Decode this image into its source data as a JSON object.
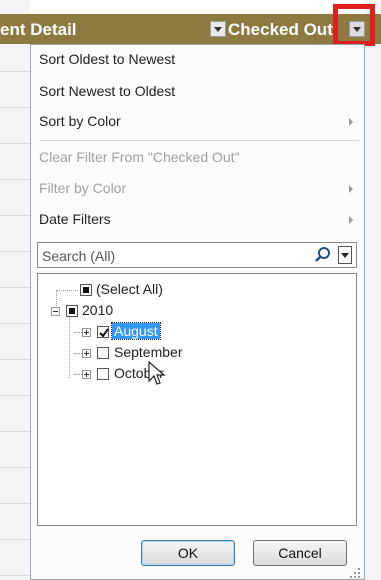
{
  "header": {
    "left_column": "ent Detail",
    "right_column": "Checked Out"
  },
  "menu": {
    "sort_oldest": "Sort Oldest to Newest",
    "sort_newest": "Sort Newest to Oldest",
    "sort_color": "Sort by Color",
    "clear_filter": "Clear Filter From \"Checked Out\"",
    "filter_color": "Filter by Color",
    "date_filters": "Date Filters"
  },
  "search": {
    "placeholder": "Search (All)"
  },
  "tree": {
    "select_all": "(Select All)",
    "year": "2010",
    "months": [
      "August",
      "September",
      "October"
    ]
  },
  "buttons": {
    "ok": "OK",
    "cancel": "Cancel"
  },
  "colors": {
    "header_bg": "#8c7a41",
    "highlight": "#e02020",
    "selection": "#3399ff"
  }
}
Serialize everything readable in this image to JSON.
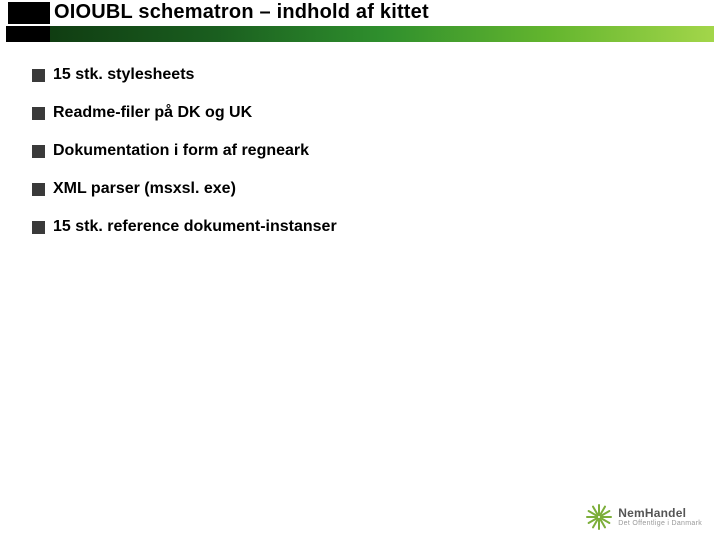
{
  "title": "OIOUBL schematron – indhold af kittet",
  "bullets": [
    "15 stk. stylesheets",
    "Readme-filer på DK og UK",
    "Dokumentation i form af regneark",
    "XML parser (msxsl. exe)",
    "15 stk. reference dokument-instanser"
  ],
  "logo": {
    "name": "NemHandel",
    "sub": "Det Offentlige i Danmark"
  }
}
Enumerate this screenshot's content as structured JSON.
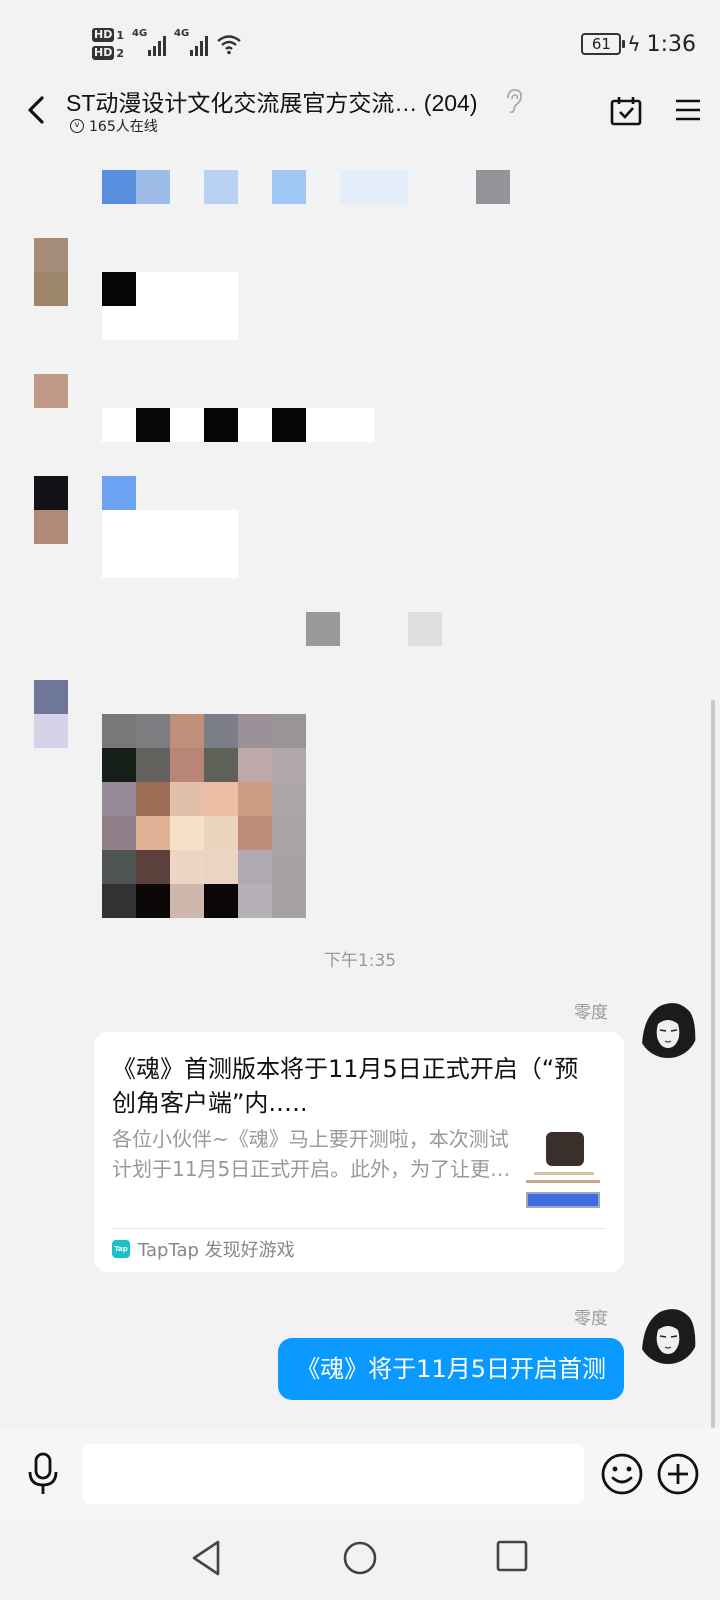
{
  "status_bar": {
    "sim1": "HD",
    "sim1_num": "1",
    "sim2": "HD",
    "sim2_num": "2",
    "net1": "4G",
    "net2": "4G",
    "battery": "61",
    "time": "1:36"
  },
  "header": {
    "title": "ST动漫设计文化交流展官方交流…",
    "count": "(204)",
    "online": "165人在线"
  },
  "messages": {
    "timestamp": "下午1:35",
    "card": {
      "sender": "零度",
      "title": "《魂》首测版本将于11月5日正式开启（“预创角客户端”内.….",
      "description": "各位小伙伴~《魂》马上要开测啦，本次测试计划于11月5日正式开启。此外，为了让更…",
      "source": "TapTap 发现好游戏",
      "source_icon_text": "Tap"
    },
    "bubble": {
      "sender": "零度",
      "text": "《魂》将于11月5日开启首测"
    }
  },
  "colors": {
    "bubble": "#0a99ff",
    "background": "#f2f2f2",
    "taptap": "#17c3c9"
  },
  "icons": [
    "back-icon",
    "ear-icon",
    "calendar-check-icon",
    "menu-icon",
    "mic-icon",
    "emoji-icon",
    "plus-icon",
    "nav-back-icon",
    "nav-home-icon",
    "nav-recent-icon"
  ]
}
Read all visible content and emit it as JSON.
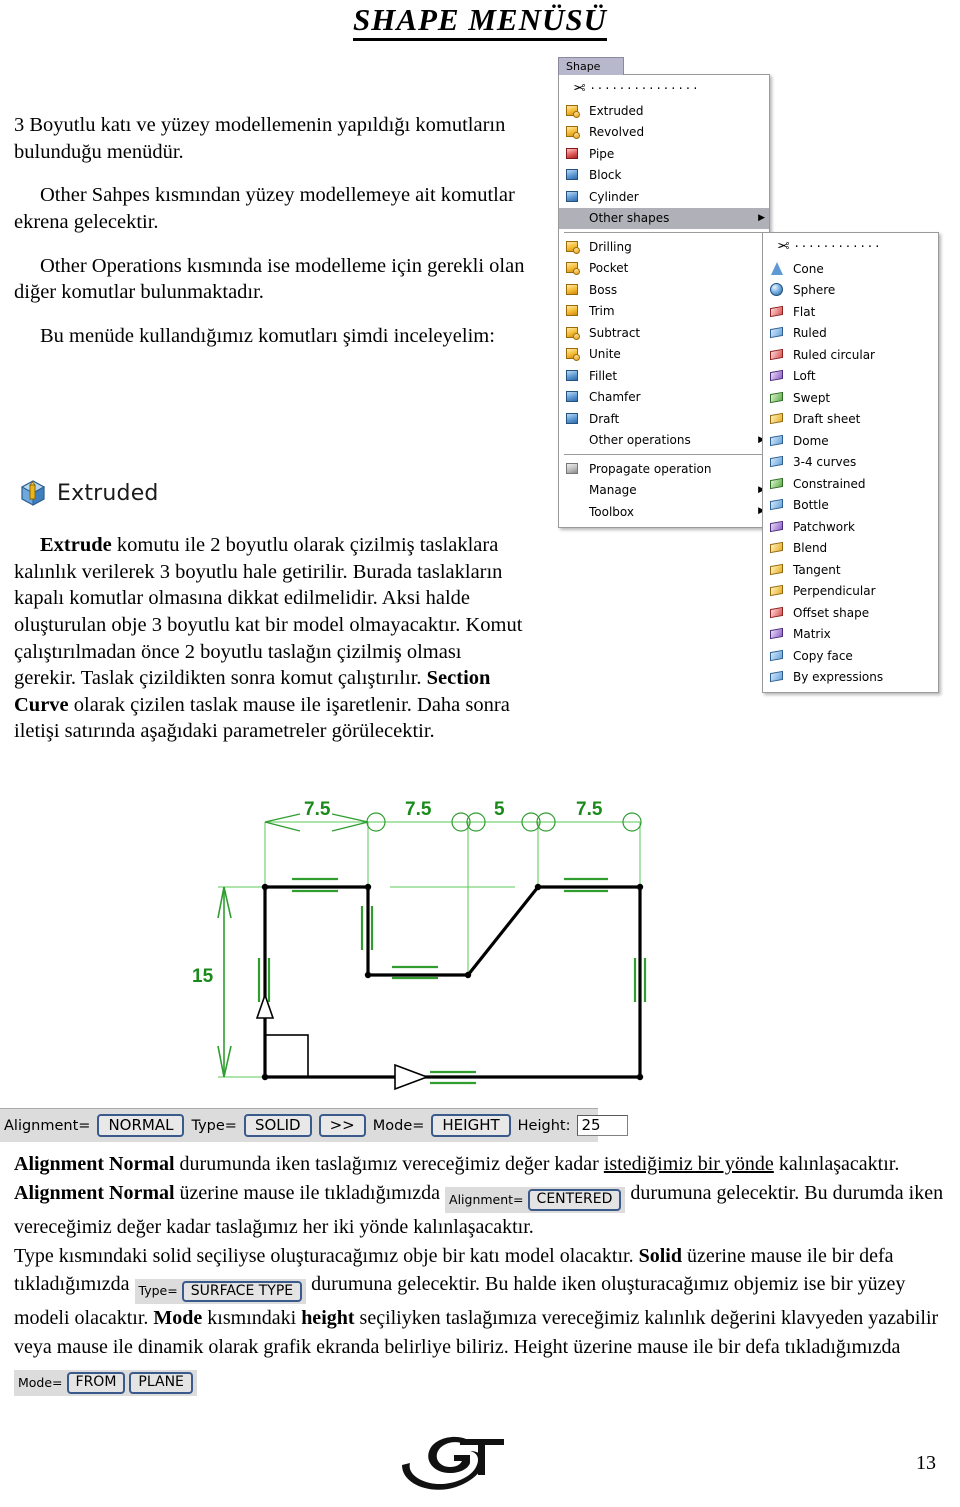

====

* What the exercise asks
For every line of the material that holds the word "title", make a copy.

* Response to this exercise
  "title": "OIOUBL schematron – indhold af kittet",
    "title": "ST动漫设计文化交流展官方交流…",
      "title": "《魂》首测版本将于11月5日正式开启（“预创角客户端”内.….",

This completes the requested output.